[Opening Dataset section]

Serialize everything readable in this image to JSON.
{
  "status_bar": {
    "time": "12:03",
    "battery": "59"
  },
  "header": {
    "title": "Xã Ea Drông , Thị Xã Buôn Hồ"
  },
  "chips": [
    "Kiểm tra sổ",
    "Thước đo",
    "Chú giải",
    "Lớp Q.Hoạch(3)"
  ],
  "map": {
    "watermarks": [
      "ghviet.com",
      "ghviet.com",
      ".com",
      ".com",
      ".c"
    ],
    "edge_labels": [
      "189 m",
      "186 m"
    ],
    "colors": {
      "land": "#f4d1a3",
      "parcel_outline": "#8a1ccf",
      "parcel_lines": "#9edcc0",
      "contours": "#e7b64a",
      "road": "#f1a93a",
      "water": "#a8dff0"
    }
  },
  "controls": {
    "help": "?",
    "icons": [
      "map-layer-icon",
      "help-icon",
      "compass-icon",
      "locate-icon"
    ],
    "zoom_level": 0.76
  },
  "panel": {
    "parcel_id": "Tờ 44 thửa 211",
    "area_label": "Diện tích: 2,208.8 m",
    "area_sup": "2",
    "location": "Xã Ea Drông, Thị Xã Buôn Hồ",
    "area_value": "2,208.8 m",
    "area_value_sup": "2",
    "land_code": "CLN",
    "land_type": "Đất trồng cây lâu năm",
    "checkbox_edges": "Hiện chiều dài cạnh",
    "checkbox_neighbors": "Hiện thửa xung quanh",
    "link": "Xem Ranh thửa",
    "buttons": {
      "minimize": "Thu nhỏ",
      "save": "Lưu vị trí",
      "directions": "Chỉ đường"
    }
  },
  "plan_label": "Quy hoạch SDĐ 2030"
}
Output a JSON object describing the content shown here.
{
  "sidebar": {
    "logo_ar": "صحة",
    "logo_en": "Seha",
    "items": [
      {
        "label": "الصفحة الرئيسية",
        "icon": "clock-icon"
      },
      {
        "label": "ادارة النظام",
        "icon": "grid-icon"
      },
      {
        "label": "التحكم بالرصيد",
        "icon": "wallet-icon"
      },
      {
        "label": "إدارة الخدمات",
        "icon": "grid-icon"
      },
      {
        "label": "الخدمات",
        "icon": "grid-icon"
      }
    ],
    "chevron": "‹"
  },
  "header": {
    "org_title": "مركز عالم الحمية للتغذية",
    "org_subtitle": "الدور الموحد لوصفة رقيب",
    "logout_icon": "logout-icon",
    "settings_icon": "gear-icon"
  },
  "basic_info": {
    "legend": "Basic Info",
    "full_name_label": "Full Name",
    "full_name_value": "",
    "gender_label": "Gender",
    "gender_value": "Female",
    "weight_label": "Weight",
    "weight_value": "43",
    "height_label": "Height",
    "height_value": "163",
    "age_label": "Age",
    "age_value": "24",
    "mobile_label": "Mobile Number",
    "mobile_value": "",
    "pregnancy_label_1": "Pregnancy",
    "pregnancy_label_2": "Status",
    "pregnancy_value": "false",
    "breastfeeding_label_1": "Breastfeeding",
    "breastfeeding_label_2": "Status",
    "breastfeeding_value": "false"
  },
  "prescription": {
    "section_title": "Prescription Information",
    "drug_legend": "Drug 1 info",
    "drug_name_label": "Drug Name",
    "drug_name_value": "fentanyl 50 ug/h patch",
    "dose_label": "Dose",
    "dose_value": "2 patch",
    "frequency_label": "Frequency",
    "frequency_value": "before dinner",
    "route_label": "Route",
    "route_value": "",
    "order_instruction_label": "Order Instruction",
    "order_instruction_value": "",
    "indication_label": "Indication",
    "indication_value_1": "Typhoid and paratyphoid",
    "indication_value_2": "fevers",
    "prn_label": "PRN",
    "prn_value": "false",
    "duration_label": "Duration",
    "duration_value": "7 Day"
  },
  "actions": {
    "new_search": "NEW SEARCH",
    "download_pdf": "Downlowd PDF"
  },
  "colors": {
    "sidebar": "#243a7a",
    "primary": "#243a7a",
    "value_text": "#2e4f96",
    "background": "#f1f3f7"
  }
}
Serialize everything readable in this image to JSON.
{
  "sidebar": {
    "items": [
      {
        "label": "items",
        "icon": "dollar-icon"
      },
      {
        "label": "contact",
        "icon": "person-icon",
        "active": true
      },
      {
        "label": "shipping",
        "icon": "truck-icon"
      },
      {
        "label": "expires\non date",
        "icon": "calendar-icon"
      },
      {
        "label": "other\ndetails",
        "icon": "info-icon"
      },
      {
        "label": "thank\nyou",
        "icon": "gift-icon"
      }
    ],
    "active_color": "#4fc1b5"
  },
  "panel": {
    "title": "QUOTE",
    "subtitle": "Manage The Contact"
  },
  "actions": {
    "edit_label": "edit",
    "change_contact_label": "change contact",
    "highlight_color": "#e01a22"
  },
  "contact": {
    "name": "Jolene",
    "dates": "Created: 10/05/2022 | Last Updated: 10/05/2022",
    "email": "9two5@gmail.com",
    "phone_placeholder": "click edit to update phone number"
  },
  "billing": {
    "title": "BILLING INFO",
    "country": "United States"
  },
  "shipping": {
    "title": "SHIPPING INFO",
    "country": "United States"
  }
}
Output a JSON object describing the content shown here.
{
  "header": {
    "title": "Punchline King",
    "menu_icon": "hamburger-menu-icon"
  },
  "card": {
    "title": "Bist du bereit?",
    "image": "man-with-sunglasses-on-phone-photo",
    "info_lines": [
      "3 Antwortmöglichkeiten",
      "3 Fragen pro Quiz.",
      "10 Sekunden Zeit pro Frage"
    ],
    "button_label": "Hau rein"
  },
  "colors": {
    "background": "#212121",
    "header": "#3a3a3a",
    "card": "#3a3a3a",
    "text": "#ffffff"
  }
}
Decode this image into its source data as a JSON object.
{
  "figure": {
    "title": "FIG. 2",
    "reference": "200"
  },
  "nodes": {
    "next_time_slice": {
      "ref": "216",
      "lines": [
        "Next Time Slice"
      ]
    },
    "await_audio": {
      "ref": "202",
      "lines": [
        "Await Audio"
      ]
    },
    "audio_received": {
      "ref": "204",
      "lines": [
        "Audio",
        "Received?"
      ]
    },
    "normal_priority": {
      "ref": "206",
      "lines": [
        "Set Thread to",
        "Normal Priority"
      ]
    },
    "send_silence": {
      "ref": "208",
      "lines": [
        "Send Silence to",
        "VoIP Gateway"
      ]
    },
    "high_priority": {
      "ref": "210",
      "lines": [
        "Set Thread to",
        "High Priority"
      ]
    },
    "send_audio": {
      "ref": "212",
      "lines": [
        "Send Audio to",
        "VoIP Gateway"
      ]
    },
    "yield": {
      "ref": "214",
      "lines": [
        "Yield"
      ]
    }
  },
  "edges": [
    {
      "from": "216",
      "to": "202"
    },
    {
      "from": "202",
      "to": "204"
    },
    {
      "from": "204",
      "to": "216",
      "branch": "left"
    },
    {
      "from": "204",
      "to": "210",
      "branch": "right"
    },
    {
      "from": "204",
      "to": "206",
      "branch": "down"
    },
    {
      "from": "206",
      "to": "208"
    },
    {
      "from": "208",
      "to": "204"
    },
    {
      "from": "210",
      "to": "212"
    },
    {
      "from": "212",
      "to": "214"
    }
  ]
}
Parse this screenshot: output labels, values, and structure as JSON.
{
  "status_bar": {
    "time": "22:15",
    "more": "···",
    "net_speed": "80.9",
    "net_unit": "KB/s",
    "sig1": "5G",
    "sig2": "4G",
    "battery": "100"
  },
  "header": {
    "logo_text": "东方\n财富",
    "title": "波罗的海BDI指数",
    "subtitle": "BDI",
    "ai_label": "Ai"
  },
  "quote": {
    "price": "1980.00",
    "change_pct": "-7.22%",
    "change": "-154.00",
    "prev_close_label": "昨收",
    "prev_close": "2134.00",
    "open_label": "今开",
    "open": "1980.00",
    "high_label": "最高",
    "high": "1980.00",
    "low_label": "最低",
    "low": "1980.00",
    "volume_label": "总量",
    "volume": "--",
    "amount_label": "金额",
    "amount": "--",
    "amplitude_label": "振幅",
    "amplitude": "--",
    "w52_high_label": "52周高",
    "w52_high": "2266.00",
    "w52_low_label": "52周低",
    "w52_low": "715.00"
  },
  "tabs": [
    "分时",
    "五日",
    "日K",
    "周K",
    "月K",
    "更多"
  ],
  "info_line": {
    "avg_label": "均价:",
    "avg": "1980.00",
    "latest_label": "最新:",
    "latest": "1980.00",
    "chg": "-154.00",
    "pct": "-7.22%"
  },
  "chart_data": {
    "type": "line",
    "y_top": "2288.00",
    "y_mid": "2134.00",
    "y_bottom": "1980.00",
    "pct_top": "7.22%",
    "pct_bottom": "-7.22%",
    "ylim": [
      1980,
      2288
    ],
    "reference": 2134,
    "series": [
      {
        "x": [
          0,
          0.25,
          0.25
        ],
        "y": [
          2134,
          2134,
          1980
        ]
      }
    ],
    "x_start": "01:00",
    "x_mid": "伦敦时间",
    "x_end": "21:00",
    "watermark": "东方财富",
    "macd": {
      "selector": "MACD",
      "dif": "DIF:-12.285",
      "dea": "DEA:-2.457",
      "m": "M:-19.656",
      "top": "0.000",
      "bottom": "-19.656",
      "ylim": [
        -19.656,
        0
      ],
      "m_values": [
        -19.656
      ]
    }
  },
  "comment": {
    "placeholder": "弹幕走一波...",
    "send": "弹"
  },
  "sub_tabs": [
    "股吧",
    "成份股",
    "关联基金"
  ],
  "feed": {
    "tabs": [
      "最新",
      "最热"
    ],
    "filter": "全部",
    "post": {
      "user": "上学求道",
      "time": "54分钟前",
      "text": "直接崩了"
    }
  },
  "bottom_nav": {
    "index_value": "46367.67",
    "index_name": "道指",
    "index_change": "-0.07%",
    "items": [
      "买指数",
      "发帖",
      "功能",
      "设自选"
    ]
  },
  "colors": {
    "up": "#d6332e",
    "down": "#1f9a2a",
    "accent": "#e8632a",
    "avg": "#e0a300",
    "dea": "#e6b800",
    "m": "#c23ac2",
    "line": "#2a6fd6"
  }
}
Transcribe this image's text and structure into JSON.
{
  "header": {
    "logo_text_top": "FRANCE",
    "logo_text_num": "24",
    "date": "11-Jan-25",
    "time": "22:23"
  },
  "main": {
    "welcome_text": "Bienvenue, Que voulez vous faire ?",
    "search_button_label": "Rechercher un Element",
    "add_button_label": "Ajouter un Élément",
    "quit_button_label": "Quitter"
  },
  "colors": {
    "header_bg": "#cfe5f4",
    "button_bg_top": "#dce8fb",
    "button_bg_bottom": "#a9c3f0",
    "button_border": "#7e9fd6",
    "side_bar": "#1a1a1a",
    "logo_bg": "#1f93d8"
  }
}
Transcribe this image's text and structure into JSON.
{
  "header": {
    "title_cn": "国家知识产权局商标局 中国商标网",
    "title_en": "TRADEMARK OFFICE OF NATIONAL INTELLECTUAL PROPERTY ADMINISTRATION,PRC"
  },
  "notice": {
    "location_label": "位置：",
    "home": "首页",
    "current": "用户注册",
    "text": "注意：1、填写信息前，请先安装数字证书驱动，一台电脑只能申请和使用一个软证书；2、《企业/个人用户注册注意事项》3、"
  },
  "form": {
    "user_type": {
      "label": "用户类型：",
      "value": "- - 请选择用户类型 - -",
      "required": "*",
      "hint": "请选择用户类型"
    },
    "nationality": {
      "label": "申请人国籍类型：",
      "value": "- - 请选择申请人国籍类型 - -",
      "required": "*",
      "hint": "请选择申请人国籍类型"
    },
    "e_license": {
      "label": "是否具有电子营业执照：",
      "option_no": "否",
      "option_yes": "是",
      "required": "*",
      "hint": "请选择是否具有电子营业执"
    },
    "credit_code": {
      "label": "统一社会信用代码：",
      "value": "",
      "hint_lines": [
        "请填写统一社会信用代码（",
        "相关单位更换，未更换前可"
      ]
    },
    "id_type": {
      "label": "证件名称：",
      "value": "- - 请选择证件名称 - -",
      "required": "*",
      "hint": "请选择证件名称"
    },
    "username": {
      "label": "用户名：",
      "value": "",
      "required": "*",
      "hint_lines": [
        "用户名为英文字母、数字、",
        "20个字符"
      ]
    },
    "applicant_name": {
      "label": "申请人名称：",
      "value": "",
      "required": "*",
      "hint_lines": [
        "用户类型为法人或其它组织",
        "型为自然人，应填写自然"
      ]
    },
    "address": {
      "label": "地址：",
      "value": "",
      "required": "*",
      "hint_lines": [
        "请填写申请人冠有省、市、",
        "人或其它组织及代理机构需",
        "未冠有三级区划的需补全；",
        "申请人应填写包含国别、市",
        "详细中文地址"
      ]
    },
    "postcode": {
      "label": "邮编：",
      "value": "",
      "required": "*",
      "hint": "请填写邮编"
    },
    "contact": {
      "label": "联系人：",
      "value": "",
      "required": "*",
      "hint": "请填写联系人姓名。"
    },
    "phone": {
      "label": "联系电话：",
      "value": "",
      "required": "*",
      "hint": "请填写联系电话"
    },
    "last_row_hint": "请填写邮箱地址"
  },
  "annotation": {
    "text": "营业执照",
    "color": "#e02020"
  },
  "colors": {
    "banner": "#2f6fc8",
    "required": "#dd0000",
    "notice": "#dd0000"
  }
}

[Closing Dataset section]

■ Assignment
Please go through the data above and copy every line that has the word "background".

■ Response area
    "background": "#f1f3f7"
    "background": "#212121",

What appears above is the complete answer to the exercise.